Optrafair Lecture renamed Kanski Lecture in honour of Jack Kanski


World-class ophthalmologist and author Jack Kanski passed away on 5 January 2019. To honour his life's work, the inaugural Optrafair Lecture has been renamed the Kanski Lecture.

Stuart Burn, Chair of FMO, said: "We are delighted to announce that Optrafair’s keynote lecture from 2020 onwards will now be called The Kanski Lecture. Jack Kanski passed away earlier this year and was one of the world’s foremost optical educationalists. His contribution to optics was immense and Optrafair is thrilled that Jack Kanski’s wife, Valerie, has given her approval to use the Kanski name for its keynote lecture."

The Kanski Lecture has been awarded to leading ophthalmologist Pearse Keane. Having graduated to Master of Science and Doctor of Medicine at University College Dublin, Keane is now consultant Ophthalmologist at Moorfields Eye Hospital NHS Foundation Trust and NIHR Clinician Scientist at the UCL Institute of Ophthalmology.

Keane will be speaking on the subject: ‘AI and its likely impact on optometry and ophthalmology'. You can find out more here. 

Keane explains: “The number of eye scans we’re performing is growing at a pace much faster than human experts are able to interpret them.
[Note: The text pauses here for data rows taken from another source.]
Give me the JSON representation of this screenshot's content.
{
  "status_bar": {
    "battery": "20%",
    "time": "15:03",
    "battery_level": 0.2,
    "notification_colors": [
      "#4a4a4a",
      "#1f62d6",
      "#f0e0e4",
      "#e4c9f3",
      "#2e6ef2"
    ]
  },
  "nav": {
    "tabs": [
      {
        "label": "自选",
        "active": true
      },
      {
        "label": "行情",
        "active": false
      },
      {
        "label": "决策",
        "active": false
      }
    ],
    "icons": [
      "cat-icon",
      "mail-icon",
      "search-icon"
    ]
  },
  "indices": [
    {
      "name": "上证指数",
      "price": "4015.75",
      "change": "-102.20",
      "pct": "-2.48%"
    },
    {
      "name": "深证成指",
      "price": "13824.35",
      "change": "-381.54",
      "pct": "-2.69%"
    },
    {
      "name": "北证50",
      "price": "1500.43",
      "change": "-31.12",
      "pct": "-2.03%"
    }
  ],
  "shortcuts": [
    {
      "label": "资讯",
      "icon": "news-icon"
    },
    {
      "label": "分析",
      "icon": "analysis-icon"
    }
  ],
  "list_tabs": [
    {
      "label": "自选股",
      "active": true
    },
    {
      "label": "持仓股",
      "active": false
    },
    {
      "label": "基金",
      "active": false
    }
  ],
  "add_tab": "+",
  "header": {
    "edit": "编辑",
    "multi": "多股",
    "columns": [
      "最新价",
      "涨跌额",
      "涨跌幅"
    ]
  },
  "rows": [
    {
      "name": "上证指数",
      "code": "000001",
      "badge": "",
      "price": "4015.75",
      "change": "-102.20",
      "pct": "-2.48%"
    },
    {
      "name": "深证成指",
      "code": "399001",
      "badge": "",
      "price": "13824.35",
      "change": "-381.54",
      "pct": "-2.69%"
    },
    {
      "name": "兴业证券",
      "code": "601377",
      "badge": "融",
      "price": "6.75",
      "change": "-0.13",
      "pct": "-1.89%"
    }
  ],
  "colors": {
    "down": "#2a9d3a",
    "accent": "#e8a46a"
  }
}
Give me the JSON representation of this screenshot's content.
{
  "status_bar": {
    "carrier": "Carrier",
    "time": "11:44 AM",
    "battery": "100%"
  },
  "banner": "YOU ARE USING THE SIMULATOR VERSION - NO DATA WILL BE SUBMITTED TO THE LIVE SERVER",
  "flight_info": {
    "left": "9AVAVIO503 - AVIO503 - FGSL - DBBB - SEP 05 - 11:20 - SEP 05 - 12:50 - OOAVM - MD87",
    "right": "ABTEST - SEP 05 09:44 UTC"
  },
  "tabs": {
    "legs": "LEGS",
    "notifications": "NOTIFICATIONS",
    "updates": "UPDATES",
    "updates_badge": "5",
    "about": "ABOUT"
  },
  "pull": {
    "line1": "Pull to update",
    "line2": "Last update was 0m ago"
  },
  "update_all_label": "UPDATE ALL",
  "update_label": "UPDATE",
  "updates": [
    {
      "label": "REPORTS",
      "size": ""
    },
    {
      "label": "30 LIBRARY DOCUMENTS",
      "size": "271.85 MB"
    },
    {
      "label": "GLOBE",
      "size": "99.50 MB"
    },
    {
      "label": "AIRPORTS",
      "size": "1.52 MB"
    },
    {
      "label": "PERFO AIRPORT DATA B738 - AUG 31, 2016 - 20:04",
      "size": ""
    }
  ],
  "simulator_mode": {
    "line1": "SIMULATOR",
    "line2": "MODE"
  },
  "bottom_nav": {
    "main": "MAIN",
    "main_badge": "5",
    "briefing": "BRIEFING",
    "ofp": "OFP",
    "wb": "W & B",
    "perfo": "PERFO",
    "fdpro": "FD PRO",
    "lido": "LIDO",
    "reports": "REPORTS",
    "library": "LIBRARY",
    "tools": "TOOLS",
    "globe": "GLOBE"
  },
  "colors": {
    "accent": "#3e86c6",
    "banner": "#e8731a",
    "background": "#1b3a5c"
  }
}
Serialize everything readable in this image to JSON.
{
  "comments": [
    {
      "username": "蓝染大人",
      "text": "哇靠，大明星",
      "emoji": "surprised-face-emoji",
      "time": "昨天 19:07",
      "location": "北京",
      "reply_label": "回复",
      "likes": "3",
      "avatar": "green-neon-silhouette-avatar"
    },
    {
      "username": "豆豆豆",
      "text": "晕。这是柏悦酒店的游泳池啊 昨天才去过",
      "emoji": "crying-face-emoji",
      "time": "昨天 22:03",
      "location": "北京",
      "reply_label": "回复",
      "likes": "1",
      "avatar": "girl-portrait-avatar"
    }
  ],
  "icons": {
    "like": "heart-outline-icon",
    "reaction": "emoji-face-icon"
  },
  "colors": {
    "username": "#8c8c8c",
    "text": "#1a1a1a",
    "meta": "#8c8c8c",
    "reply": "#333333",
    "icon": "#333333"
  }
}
There is a risk that this may cause delays in the diagnosis and treatment of sight-threatening diseases, which can be devastating for patients.

“The AI technology we’re developing is designed to prioritise patients who need to be seen and treated urgently by a doctor or eye care professional. If we can diagnose and treat eye conditions early, it gives us the best chance of saving people’s sight. With further research it could lead to greater consistency and quality of care for patients with eye problems in the future.

“If this technology can be used more widely – in particular by healthcare professionals without computer programming experience – it will really speed up the development of these systems with the potential for significant patient benefits. The process needs refining and regulation, but our results show promise for the future expansion of AI in medical diagnosis.”

Technological change and innovation are the key themes for Optrafair 20/20, which runs from 4 - 6 April 2020 at Birmingham NEC. Optrafair is owned by FMO, whose Chair Stuart Burn and Immediate Past Chair Andy Yorke have secured a host of keynote lectures from industry leaders.

Regarding his lecture, Keane has said: “I will describe the motivation - and urgent need - to apply deep learning to optometry and ophthalmology, the processes required to establish a research collaboration between the NHS and a company like DeepMind, the initial results of our research, and finally, why I believe that optometry and ophthalmology could be fundamentally reinvented through the application of artificial intelligence.”

Confirming the importance of the research at Moorfields, Matt Hancock, Health and Social Care Secretary, said: "This is hugely exciting and exactly the type of technology which will benefit the NHS in the long term and improve patient care”.